In July this year, the Government published a new UK Innovation strategy, the details of which are contained in a policy paper. The paper sets out its vision for the UK to be a global hub for innovation. To implement the vision the Government has put in place a strategy setting out four key pillars. These include:
With specific reference to talent, the Government recognises that world class innovation requires diverse domestic and global talent and therefore want to make the UK the easiest country in the world for top innovative talent to enter. The policy paper states: “We will open our borders to the world’s best innovators and make the UK a global hub through the Office for Talent; open up new and improved visa routes for innovators, and offer a reviewed funding offer for globally-mobile talent. We will tackle excess bureaucracy, giving innovators back control and creating the lowest-friction, most innovator-friendly research, development, and innovation system… We need the world’s leading researchers, innovators and entrepreneurs to see the UK as the place to progress their ideas and to establish and grow innovative businesses”.
A dedicated cross-departmental unit, the Office for Talent, has been created driving a proactive approach to bringing talent to the UK. Its roles include:
In relation to visas, the policy paper contains information about new visa routes that are set to be launched in 2022: ‘High Potential Individual’ and ‘Scale-up’ routes, and the new ‘Global Business Mobility’ visa. The paper also contains details on changes to the Innovator route.
This route will initially be open to those who have graduated from a top global university and who demonstrate high potential. Under this route:
This route was first recommended following the Khalifa review –and will support UK scale-ups. Under this route:
This route will allow overseas businesses and innovative companies greater flexibility in transferring workers to the UK in order to establish and expand their businesses.
The Innovator category was launched in March 2019, the category replaced the entrepreneur visa and was aimed at experienced businesspeople seeking to establish a business in the UK. Unfortunately, the route has been far from attractive to entrepreneurs. The policy paper sets out details of a ‘revitalised innovator route’ which will allow talented innovators and entrepreneurs from overseas to start and operate a business in the UK that is venture-backed or harnesses innovative technologies, creating jobs for UK workers and boosting growth. Under this route:
Pat Saini, head of immigration at Penningtons Manches Cooper commented:

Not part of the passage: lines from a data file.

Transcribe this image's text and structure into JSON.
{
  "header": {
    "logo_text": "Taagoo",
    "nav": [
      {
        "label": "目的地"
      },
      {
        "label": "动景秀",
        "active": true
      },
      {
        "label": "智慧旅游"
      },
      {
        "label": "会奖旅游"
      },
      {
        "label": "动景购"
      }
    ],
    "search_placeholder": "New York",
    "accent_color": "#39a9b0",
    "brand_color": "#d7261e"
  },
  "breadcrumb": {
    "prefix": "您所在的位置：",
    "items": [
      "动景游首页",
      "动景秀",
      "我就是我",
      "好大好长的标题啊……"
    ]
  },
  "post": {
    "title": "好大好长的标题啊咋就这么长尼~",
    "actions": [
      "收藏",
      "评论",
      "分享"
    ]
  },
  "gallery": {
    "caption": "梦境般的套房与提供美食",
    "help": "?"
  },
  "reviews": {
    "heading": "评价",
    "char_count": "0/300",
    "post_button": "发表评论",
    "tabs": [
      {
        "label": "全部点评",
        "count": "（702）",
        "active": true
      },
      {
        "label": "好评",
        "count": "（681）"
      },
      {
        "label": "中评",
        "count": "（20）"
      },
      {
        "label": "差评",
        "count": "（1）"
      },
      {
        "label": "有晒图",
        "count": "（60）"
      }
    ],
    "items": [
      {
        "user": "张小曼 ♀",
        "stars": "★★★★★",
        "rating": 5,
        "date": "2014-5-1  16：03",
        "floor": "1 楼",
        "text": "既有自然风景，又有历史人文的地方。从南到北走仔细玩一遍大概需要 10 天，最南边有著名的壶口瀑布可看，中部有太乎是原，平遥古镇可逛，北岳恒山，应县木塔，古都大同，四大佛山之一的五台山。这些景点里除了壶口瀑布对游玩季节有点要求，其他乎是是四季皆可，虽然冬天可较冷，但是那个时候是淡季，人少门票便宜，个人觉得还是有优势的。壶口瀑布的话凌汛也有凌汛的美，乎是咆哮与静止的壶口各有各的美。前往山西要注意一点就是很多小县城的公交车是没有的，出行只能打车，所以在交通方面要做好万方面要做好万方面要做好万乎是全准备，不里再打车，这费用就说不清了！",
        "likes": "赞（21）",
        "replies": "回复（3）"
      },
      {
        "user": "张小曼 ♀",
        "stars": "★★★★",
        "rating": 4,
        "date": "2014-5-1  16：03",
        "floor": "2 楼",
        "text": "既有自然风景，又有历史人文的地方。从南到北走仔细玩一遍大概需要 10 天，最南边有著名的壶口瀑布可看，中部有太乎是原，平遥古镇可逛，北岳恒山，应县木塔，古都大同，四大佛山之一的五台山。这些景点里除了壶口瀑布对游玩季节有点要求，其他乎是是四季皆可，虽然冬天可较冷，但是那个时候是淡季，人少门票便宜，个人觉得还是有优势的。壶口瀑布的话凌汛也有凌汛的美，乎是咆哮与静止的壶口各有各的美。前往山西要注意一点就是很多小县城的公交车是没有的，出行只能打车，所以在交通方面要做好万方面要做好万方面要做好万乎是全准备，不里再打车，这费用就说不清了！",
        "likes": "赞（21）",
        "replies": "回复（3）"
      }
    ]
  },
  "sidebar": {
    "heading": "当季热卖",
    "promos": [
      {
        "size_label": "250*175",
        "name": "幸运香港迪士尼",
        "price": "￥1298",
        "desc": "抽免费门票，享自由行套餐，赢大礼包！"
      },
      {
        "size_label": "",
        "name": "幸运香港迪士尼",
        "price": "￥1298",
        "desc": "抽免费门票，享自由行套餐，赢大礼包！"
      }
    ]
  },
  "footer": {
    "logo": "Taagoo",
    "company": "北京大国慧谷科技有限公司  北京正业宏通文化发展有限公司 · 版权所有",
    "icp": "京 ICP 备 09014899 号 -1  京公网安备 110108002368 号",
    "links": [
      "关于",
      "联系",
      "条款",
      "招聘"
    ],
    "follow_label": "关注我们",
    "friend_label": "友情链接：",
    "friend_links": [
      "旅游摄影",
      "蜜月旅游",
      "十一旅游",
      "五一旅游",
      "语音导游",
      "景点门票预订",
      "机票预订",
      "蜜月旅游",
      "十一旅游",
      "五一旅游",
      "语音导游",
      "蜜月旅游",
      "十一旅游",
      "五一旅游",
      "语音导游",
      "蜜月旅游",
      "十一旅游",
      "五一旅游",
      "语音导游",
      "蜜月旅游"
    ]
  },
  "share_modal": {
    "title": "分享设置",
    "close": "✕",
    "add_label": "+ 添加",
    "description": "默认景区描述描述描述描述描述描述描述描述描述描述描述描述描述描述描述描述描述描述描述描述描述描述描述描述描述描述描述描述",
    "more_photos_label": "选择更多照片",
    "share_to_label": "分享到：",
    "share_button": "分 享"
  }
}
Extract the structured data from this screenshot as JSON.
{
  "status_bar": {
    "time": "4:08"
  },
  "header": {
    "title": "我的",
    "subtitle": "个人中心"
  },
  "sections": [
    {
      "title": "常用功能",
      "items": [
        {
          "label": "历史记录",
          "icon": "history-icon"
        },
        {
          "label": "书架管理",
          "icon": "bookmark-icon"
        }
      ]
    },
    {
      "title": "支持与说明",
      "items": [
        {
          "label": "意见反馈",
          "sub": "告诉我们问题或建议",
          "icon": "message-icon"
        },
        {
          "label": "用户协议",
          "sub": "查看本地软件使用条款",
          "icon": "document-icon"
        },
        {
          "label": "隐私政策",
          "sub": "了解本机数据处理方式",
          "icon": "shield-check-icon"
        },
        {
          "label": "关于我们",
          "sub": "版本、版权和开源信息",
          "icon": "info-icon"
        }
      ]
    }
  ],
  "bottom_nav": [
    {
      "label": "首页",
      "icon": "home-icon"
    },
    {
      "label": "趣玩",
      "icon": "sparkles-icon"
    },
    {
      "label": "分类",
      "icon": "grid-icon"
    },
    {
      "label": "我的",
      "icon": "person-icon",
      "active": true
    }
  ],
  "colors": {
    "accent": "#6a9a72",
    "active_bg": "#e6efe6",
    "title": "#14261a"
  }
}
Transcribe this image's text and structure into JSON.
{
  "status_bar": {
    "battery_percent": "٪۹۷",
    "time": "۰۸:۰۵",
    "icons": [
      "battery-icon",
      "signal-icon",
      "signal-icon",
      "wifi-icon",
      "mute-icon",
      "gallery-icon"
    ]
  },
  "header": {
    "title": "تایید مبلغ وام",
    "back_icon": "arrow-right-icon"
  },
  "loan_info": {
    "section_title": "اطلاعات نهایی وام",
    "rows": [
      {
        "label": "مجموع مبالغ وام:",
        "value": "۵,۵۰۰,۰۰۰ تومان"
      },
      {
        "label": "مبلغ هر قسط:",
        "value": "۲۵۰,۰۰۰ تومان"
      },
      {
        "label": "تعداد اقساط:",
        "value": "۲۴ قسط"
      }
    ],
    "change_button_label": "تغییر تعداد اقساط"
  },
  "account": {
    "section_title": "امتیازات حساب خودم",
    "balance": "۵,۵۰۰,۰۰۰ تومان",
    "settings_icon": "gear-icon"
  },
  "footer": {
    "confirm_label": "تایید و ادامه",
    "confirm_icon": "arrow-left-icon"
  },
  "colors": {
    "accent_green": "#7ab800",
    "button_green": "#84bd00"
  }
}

"The Government’s plans are ambitious. The UK needs a ‘fit for purpose immigration policy’ which allows innovators and top talent speed and flexibility; too often businesses and innovators are hindered due to the visa process. However, the Home Office needs to make sure that the sector is consulted and feedback obtained on how the routes should operate. The introduction of the Innovator visa in 2019 is an example of how the opportunity to create a world class visa offering for entrepreneurs was missed due to lack of consultation. Visa routes must remain adaptable. A good example of this is the Global Talent visa route which is open to those who are leaders or potential leaders in the fields of academia or research, arts and culture, or digital technology. This route has been tweaked several times, most recently in May 2021, when a fast-track option was introduced for global prize winners. In addition to the introduction of the new routes, visa costs also need to be looked at. If the UK is serious about attracting top talent, some of these new routes need to cost less and not require visa extensions. The process of visa extensions and the cost and time associated with these can have a negative impact on a business.’’